[[ SOURCE RECORDS open ]]

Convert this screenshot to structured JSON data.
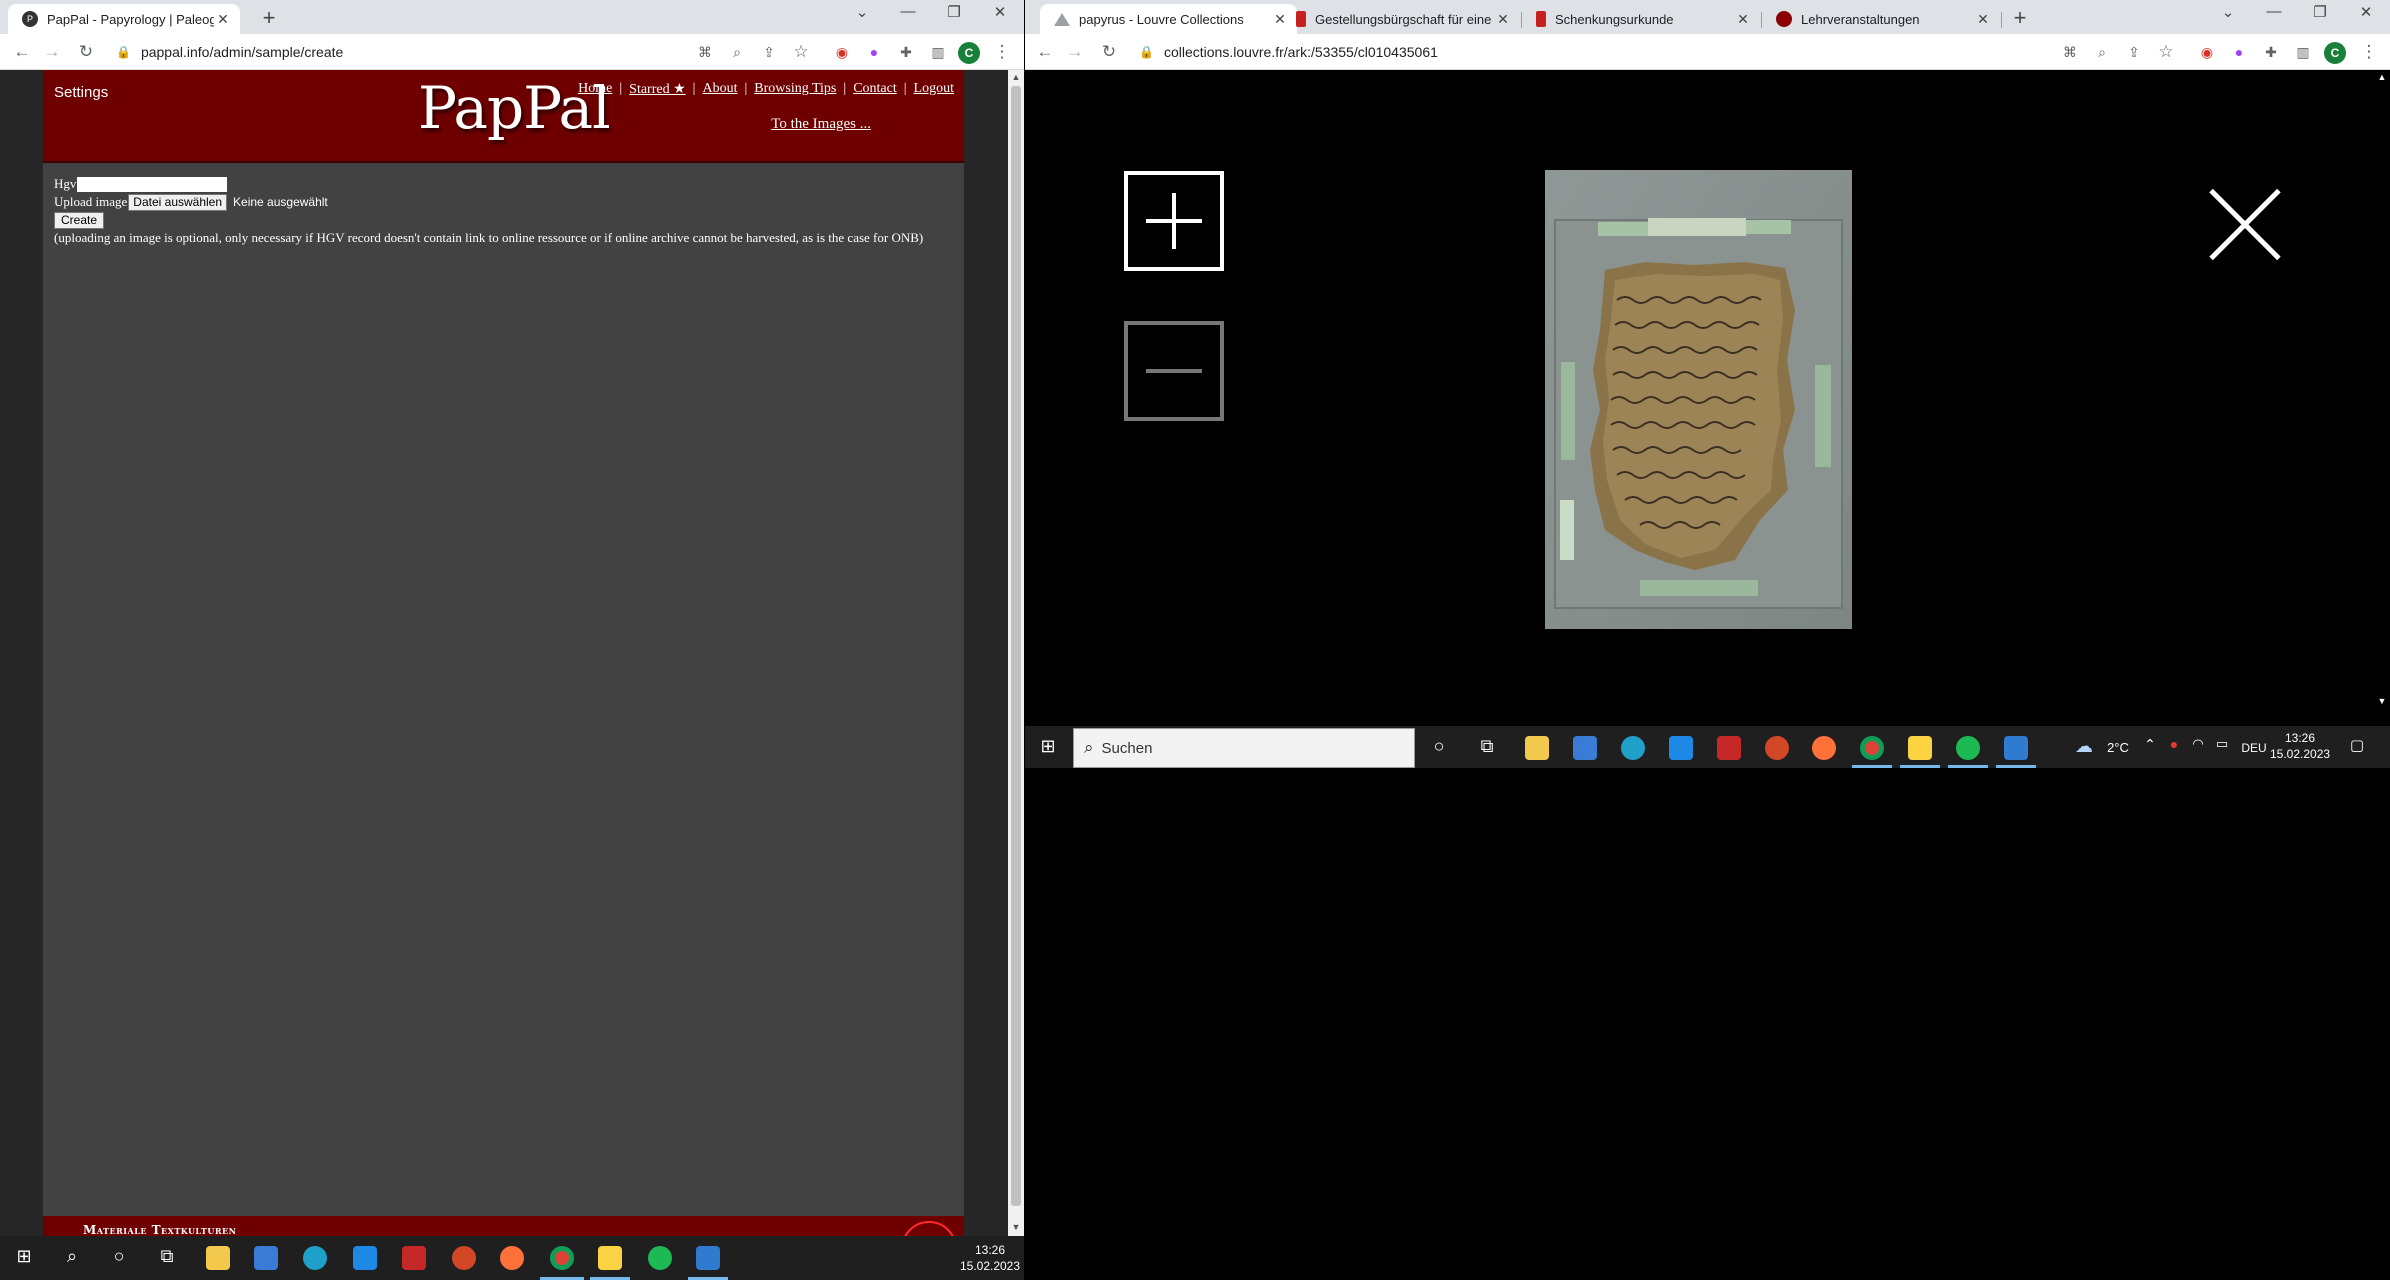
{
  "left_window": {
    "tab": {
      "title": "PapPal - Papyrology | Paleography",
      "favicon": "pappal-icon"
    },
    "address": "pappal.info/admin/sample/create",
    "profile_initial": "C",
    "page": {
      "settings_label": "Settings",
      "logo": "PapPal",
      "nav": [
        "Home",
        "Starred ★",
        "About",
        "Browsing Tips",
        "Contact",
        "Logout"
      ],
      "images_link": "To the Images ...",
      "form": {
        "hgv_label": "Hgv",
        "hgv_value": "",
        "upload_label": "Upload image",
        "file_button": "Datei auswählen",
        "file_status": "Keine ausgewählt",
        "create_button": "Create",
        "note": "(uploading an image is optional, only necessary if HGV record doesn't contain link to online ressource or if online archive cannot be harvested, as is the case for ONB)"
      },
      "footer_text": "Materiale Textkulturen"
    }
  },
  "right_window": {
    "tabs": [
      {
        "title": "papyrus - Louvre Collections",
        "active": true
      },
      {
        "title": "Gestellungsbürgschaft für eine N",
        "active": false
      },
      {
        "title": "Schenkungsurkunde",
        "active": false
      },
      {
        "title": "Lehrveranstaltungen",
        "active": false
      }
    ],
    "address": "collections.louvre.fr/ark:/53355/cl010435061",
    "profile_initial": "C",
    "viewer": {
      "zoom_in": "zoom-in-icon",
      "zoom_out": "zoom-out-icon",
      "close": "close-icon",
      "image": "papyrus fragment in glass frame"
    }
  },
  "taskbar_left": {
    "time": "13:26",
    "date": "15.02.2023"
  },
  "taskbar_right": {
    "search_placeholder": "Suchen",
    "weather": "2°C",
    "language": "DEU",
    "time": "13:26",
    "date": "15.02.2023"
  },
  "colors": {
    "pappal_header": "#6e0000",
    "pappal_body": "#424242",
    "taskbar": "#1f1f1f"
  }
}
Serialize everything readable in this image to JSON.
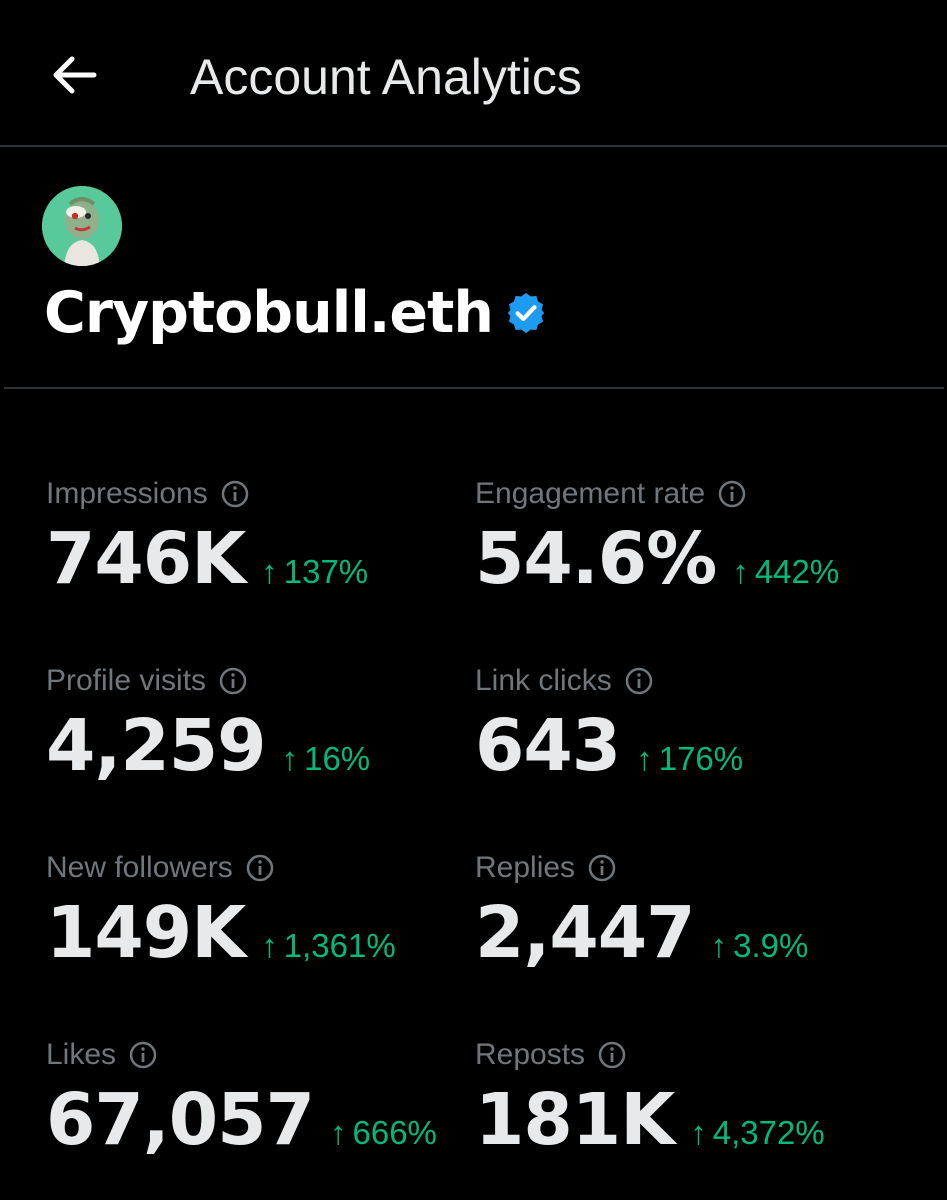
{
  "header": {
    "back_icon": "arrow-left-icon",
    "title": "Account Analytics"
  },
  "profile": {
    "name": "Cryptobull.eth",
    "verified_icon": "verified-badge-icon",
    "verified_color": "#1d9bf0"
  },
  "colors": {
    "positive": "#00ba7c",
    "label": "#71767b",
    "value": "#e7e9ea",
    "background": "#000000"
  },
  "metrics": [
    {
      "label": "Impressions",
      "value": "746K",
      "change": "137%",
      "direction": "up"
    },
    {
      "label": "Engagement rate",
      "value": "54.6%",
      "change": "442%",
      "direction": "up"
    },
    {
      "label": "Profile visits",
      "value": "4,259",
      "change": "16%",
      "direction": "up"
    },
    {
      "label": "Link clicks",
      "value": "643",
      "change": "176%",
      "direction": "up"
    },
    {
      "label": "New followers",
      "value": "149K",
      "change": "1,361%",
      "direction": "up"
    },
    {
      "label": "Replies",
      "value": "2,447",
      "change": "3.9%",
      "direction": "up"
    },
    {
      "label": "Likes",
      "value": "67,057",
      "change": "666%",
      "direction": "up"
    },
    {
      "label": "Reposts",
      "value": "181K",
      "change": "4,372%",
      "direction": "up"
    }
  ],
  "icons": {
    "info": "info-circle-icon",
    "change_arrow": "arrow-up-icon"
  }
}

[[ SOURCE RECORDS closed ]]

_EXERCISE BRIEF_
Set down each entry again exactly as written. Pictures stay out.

_PROBLEM SOLUTION_
Convert this screenshot to structured JSON data.
{
  "left_window": {
    "tab": {
      "title": "PapPal - Papyrology | Paleography",
      "favicon": "pappal-icon"
    },
    "address": "pappal.info/admin/sample/create",
    "profile_initial": "C",
    "page": {
      "settings_label": "Settings",
      "logo": "PapPal",
      "nav": [
        "Home",
        "Starred ★",
        "About",
        "Browsing Tips",
        "Contact",
        "Logout"
      ],
      "images_link": "To the Images ...",
      "form": {
        "hgv_label": "Hgv",
        "hgv_value": "",
        "upload_label": "Upload image",
        "file_button": "Datei auswählen",
        "file_status": "Keine ausgewählt",
        "create_button": "Create",
        "note": "(uploading an image is optional, only necessary if HGV record doesn't contain link to online ressource or if online archive cannot be harvested, as is the case for ONB)"
      },
      "footer_text": "Materiale Textkulturen"
    }
  },
  "right_window": {
    "tabs": [
      {
        "title": "papyrus - Louvre Collections",
        "active": true
      },
      {
        "title": "Gestellungsbürgschaft für eine N",
        "active": false
      },
      {
        "title": "Schenkungsurkunde",
        "active": false
      },
      {
        "title": "Lehrveranstaltungen",
        "active": false
      }
    ],
    "address": "collections.louvre.fr/ark:/53355/cl010435061",
    "profile_initial": "C",
    "viewer": {
      "zoom_in": "zoom-in-icon",
      "zoom_out": "zoom-out-icon",
      "close": "close-icon",
      "image": "papyrus fragment in glass frame"
    }
  },
  "taskbar_left": {
    "time": "13:26",
    "date": "15.02.2023"
  },
  "taskbar_right": {
    "search_placeholder": "Suchen",
    "weather": "2°C",
    "language": "DEU",
    "time": "13:26",
    "date": "15.02.2023"
  },
  "colors": {
    "pappal_header": "#6e0000",
    "pappal_body": "#424242",
    "taskbar": "#1f1f1f"
  }
}
Serialize everything readable in this image to JSON.
{
  "header": {
    "back_icon": "arrow-left-icon",
    "title": "Account Analytics"
  },
  "profile": {
    "name": "Cryptobull.eth",
    "verified_icon": "verified-badge-icon",
    "verified_color": "#1d9bf0"
  },
  "colors": {
    "positive": "#00ba7c",
    "label": "#71767b",
    "value": "#e7e9ea",
    "background": "#000000"
  },
  "metrics": [
    {
      "label": "Impressions",
      "value": "746K",
      "change": "137%",
      "direction": "up"
    },
    {
      "label": "Engagement rate",
      "value": "54.6%",
      "change": "442%",
      "direction": "up"
    },
    {
      "label": "Profile visits",
      "value": "4,259",
      "change": "16%",
      "direction": "up"
    },
    {
      "label": "Link clicks",
      "value": "643",
      "change": "176%",
      "direction": "up"
    },
    {
      "label": "New followers",
      "value": "149K",
      "change": "1,361%",
      "direction": "up"
    },
    {
      "label": "Replies",
      "value": "2,447",
      "change": "3.9%",
      "direction": "up"
    },
    {
      "label": "Likes",
      "value": "67,057",
      "change": "666%",
      "direction": "up"
    },
    {
      "label": "Reposts",
      "value": "181K",
      "change": "4,372%",
      "direction": "up"
    }
  ],
  "icons": {
    "info": "info-circle-icon",
    "change_arrow": "arrow-up-icon"
  }
}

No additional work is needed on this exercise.